There are things that we cannot do from start to finish on our own. Like sailing and stalking the marine fauna, or walking on glaciers without an experienced, certified guide.
When I was planning our trip, I’ve found a whale-watching tour departing from Ólafsvík, organized by Laki Tours. Please remember that in Iceland nobody forces or lures the animals to make them come near the boat. We have to bear in mind that we may not see all the species or that we will admire humpbacks and dolphins that are not that close to us. Mind this especially if you’re planning a trip with children as they may be a bit disappointed. The cruise itself is, however, very relaxing.
The glacier hiking tour we chose was organized by Icelandic Mountain Guides. What is worth considering when deciding upon all the possible options?
- Duration time
- Option to rent shoes, harness, crampons, ice ax
- Hours availability
And here again, I recommend you make a chart, especially when more than two people are deciding.
Fermented Shark or Instant soups?
If you prefer to travel on a budget, it is a good idea to prepare meals on your own. Pack sandwiches or rice with veggies to a lunchbox and you’re ready to go. We had some free space in our luggage so we took some food from home. It may seem weird for some people, but it surely allowed us to save money, especially on snacks, such as dried fruits, nuts, energy bars, or beef jerky. We also took some freeze-dried camping meals which could be easily prepared with hot water during a stop in a cafe or gas station. And it was healthier and more nutritious than an instant soup.
No matter whether you want to be economical or not, be curious and go try traditional Icelandic food. At least once. Exploring the regional cuisine helps to better understand the culture; also, you can hear some fascinating stories. If you’re brave, you can go for fermented shark meat. If not, try Kjötsúpa (lamb soup).
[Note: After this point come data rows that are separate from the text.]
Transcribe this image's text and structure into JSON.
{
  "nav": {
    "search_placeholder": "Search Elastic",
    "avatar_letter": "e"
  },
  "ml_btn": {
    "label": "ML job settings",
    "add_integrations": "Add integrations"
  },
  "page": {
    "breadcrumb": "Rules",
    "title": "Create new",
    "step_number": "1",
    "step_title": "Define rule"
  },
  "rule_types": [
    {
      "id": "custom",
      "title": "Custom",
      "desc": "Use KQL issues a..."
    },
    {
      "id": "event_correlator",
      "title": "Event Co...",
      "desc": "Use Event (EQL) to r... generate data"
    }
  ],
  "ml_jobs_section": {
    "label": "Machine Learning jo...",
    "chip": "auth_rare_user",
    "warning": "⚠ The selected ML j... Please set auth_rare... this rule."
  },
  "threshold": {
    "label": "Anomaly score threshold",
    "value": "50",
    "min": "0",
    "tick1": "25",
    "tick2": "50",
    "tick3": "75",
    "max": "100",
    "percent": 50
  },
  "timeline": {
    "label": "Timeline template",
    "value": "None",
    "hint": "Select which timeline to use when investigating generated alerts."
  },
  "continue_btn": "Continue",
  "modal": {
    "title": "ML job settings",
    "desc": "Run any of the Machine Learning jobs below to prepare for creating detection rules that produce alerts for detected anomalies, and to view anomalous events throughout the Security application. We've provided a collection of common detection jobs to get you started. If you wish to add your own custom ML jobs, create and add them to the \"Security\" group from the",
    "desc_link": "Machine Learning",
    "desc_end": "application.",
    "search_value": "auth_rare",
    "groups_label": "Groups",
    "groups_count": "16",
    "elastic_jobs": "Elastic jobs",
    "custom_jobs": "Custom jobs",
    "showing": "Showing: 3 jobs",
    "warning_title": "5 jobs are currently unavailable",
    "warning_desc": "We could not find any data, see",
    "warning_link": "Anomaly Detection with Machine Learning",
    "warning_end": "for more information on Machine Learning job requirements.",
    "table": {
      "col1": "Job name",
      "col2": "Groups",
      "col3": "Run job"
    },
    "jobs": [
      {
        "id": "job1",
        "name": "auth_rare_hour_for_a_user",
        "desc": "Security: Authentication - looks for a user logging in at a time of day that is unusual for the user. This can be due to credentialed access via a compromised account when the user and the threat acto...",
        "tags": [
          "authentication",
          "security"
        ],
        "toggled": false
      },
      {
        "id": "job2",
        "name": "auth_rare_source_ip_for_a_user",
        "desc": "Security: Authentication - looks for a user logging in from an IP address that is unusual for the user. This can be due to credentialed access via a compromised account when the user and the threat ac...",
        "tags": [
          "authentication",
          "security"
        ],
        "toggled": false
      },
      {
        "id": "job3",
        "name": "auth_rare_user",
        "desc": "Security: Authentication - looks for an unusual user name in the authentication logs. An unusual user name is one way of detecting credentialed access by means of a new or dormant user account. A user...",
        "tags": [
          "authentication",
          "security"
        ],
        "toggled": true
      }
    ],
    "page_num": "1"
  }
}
… the more expensive it is. When heading to the airport, we met a couple from Poland. They were touring around the country and had accommodations in different places. They told us that it turned out that this option is more expensive, as the further from the mainland the higher the costs are. It includes everything, from sleeping quarters to food and gas.
To Sum up
Seven or even five days is definitely enough time to fall in love with the land of the Vikings. If a budget and leave are not a constraint, it’s good to consider staying a bit longer. That way you will be able to also see the northern and (maybe) eastern parts of the country. If you don’t know which season is the best for traveling, I suggest warmer months: June, July, August. It will be pretty anyway and you won’t be discouraged by harsh wind and snow falling on your face. Aurora Borealis is breath-taking but it can be left for the next trip. I myself can’t wait for the sequel and check for tickets regularly.
And the most important thing: please, mind the seagulls. They sit in the middle of the roads and the last thing they want to do is to move. Especially before the sunrise.